or sunlight or mirasol, maybe an Easter yellow,
maybe a Dia de los muertos yellow, a baby chick
yellow, it doesn’t matter. She flickers
around the house all bare-foot. She takes you
by the hand and makes you play
La Suavecita on repeat, her hair in brown
bouncy pig-tails. All day. She watches
your mouth, the way you say tambores,
the way you say cumbia. She won’t stop smiling.
When she laughs I hear my mother. I am
back in her house, all bare-foot, dancing
to the same song.
My mother dresses in a teal bata, not Miami
or peacock or Tiffany Blue, maybe an Easter teal,
maybe a Dia de los muertos teal, a robin egg
teal, it doesn’t matter. She flitters
around the house. She takes me
by the hand and teaches me how to spring
my arms, how to move my hips,
how to follow the beat already in my legs.
She tells me,
ay mijo, one day, las muchachas
will want to spend the night with you
on the dance floor. Find those feather feet.

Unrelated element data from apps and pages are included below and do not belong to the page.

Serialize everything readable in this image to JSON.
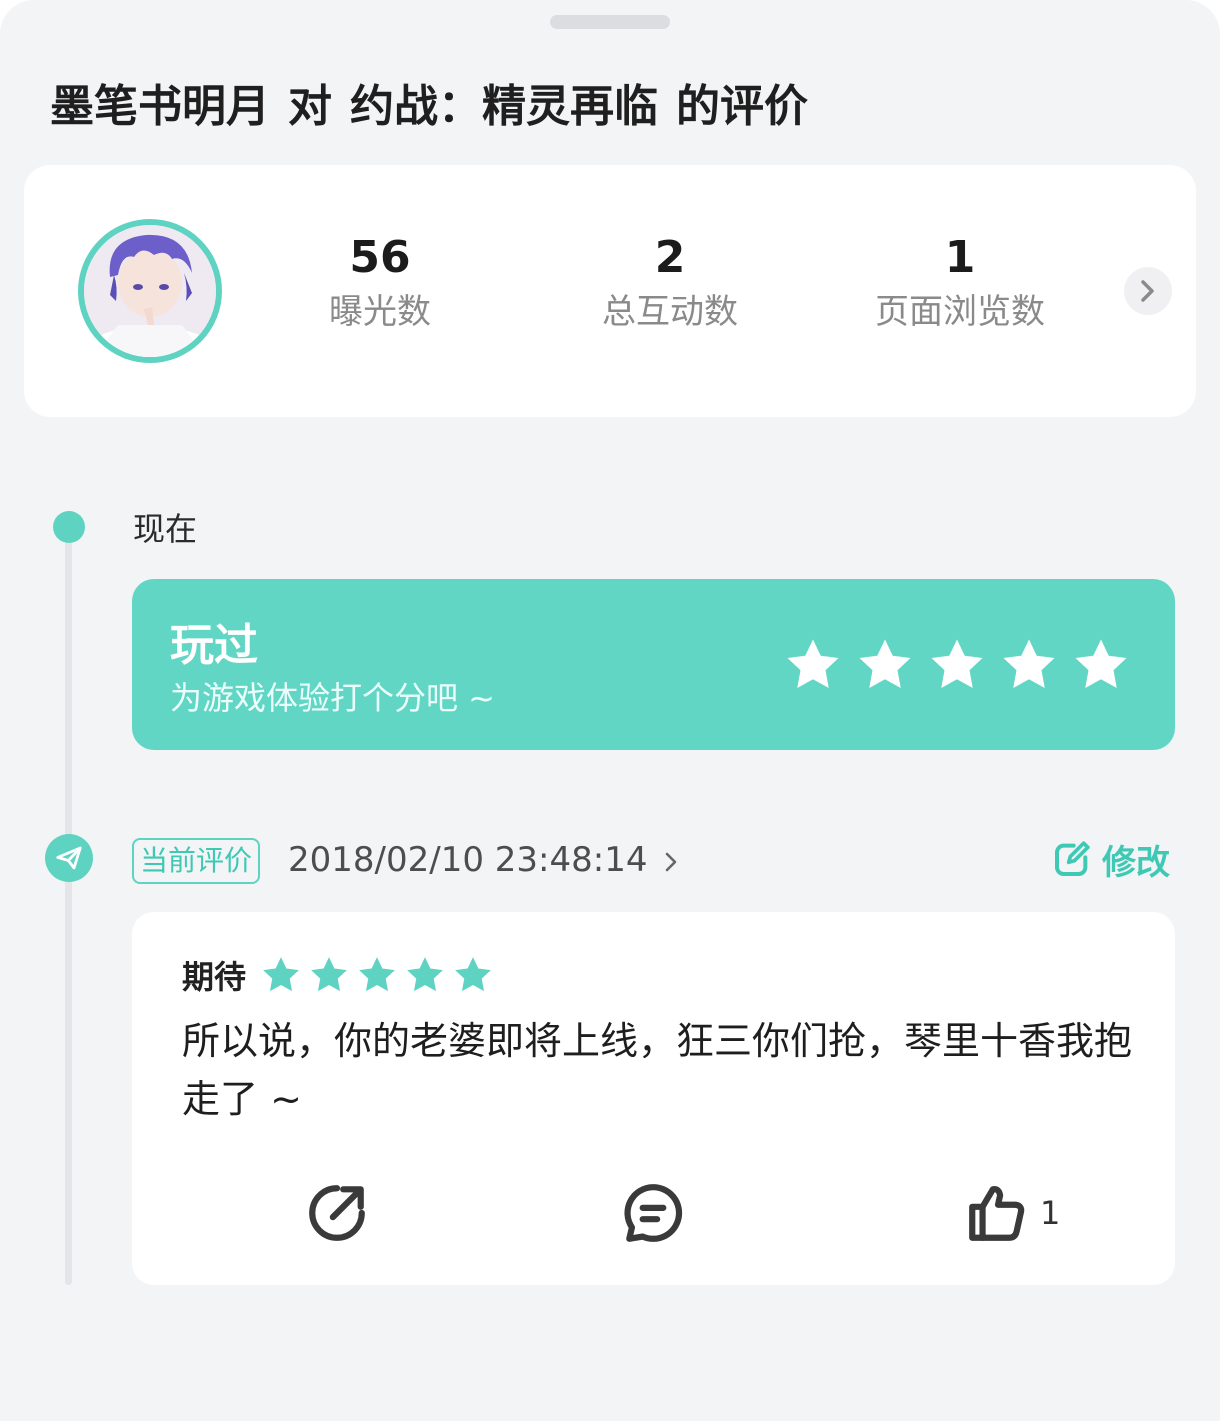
{
  "header": {
    "user": "墨笔书明月",
    "connector": "对",
    "game": "约战：精灵再临",
    "suffix": "的评价"
  },
  "stats": [
    {
      "value": "56",
      "label": "曝光数"
    },
    {
      "value": "2",
      "label": "总互动数"
    },
    {
      "value": "1",
      "label": "页面浏览数"
    }
  ],
  "timeline": {
    "now_label": "现在"
  },
  "played": {
    "title": "玩过",
    "subtitle": "为游戏体验打个分吧 ~",
    "stars": 5
  },
  "current_review": {
    "badge": "当前评价",
    "date": "2018/02/10 23:48:14",
    "edit_label": "修改",
    "rating_label": "期待",
    "rating": 5,
    "text": "所以说，你的老婆即将上线，狂三你们抢，琴里十香我抱走了 ~",
    "likes": "1"
  },
  "colors": {
    "accent": "#5fd3c2",
    "card_accent": "#62d6c5",
    "background": "#f3f4f6"
  },
  "icons": [
    "chevron-right-icon",
    "paper-plane-icon",
    "star-icon",
    "edit-icon",
    "share-icon",
    "comment-icon",
    "thumbs-up-icon"
  ]
}
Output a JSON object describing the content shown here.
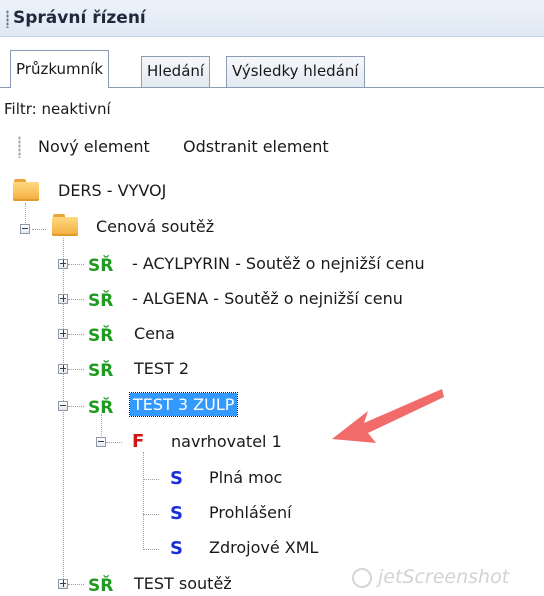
{
  "panel": {
    "title": "Správní řízení"
  },
  "tabs": [
    {
      "label": "Průzkumník",
      "active": true
    },
    {
      "label": "Hledání",
      "active": false
    },
    {
      "label": "Výsledky hledání",
      "active": false
    }
  ],
  "filter": {
    "text": "Filtr: neaktivní"
  },
  "toolbar": {
    "new_label": "Nový element",
    "remove_label": "Odstranit element"
  },
  "tree": {
    "root": {
      "label": "DERS - VYVOJ",
      "icon": "folder-icon"
    },
    "group": {
      "label": "Cenová soutěž",
      "icon": "folder-icon"
    },
    "sr_icon_text": "SŘ",
    "f_icon_text": "F",
    "s_icon_text": "S",
    "sr_items": [
      {
        "label": " - ACYLPYRIN - Soutěž o nejnižší cenu"
      },
      {
        "label": " - ALGENA - Soutěž o nejnižší cenu"
      },
      {
        "label": "Cena"
      },
      {
        "label": "TEST 2"
      },
      {
        "label": "TEST 3 ZULP",
        "selected": true
      },
      {
        "label": "TEST soutěž"
      }
    ],
    "f_item": {
      "label": "navrhovatel 1"
    },
    "s_items": [
      {
        "label": "Plná moc"
      },
      {
        "label": "Prohlášení"
      },
      {
        "label": "Zdrojové XML"
      }
    ]
  },
  "watermark": {
    "text": "jetScreenshot"
  },
  "colors": {
    "sr": "#1f9b1f",
    "f": "#d21414",
    "s": "#1a2fd6",
    "selection": "#3399ff",
    "arrow": "#f26b6b"
  }
}
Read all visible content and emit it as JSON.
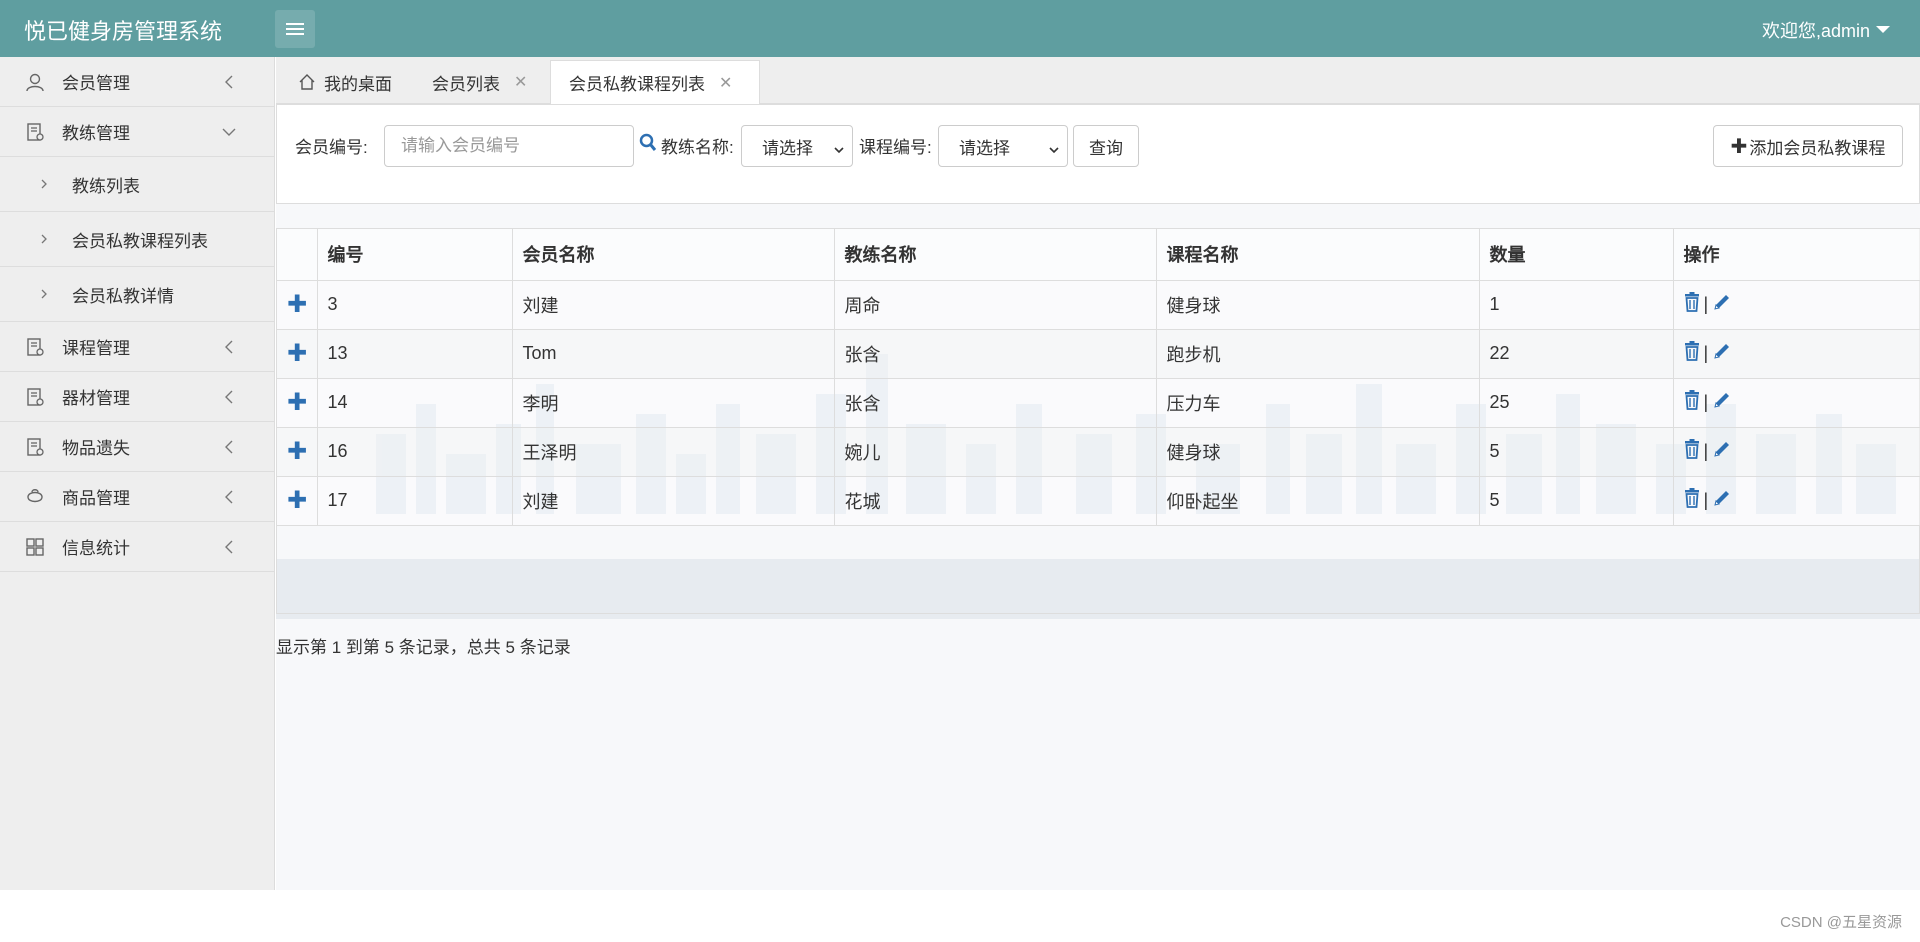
{
  "header": {
    "brand": "悦已健身房管理系统",
    "welcome": "欢迎您,admin",
    "bg_color": "#5f9ea0"
  },
  "sidebar": {
    "items": [
      {
        "label": "会员管理",
        "icon": "user-icon",
        "chevron": "left"
      },
      {
        "label": "教练管理",
        "icon": "document-icon",
        "chevron": "down"
      },
      {
        "label": "教练列表",
        "sub": true
      },
      {
        "label": "会员私教课程列表",
        "sub": true
      },
      {
        "label": "会员私教详情",
        "sub": true
      },
      {
        "label": "课程管理",
        "icon": "document-icon",
        "chevron": "left"
      },
      {
        "label": "器材管理",
        "icon": "document-icon",
        "chevron": "left"
      },
      {
        "label": "物品遗失",
        "icon": "document-icon",
        "chevron": "left"
      },
      {
        "label": "商品管理",
        "icon": "shopping-icon",
        "chevron": "left"
      },
      {
        "label": "信息统计",
        "icon": "grid-icon",
        "chevron": "left"
      }
    ]
  },
  "tabs": [
    {
      "label": "我的桌面",
      "icon": "home-icon",
      "closable": false,
      "active": false
    },
    {
      "label": "会员列表",
      "closable": true,
      "active": false
    },
    {
      "label": "会员私教课程列表",
      "closable": true,
      "active": true
    }
  ],
  "search": {
    "member_no_label": "会员编号:",
    "member_no_placeholder": "请输入会员编号",
    "coach_label": "教练名称:",
    "coach_selected": "请选择",
    "course_label": "课程编号:",
    "course_selected": "请选择",
    "query_button": "查询",
    "add_button": "添加会员私教课程"
  },
  "table": {
    "columns": [
      "编号",
      "会员名称",
      "教练名称",
      "课程名称",
      "数量",
      "操作"
    ],
    "rows": [
      {
        "id": "3",
        "member": "刘建",
        "coach": "周命",
        "course": "健身球",
        "qty": "1"
      },
      {
        "id": "13",
        "member": "Tom",
        "coach": "张含",
        "course": "跑步机",
        "qty": "22"
      },
      {
        "id": "14",
        "member": "李明",
        "coach": "张含",
        "course": "压力车",
        "qty": "25"
      },
      {
        "id": "16",
        "member": "王泽明",
        "coach": "婉儿",
        "course": "健身球",
        "qty": "5"
      },
      {
        "id": "17",
        "member": "刘建",
        "coach": "花城",
        "course": "仰卧起坐",
        "qty": "5"
      }
    ]
  },
  "summary": "显示第 1 到第 5 条记录，总共 5 条记录",
  "credit": "CSDN @五星资源",
  "colors": {
    "accent_blue": "#2d6fb2"
  }
}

Carry a smile and laugh, mijo laugh.
I ask to play the song again and run
to rewind the cassette tape. All day.
My mother is all baila, baila,
all brown curls of bobbing hair
abriendo sus brazos the moment
I learn how to spin her in
our shot-gun house. She won’t stop smiling.
My mother loves the color yellow.
There is a sing, a flow around inside.
My daughter ooooos the color teal.
When they lay eyes on each other, they watch
each others’ mouths, see just who smiles first.
I’m just here, waiting to see who wants to dance
—si no la invito, me invita ella.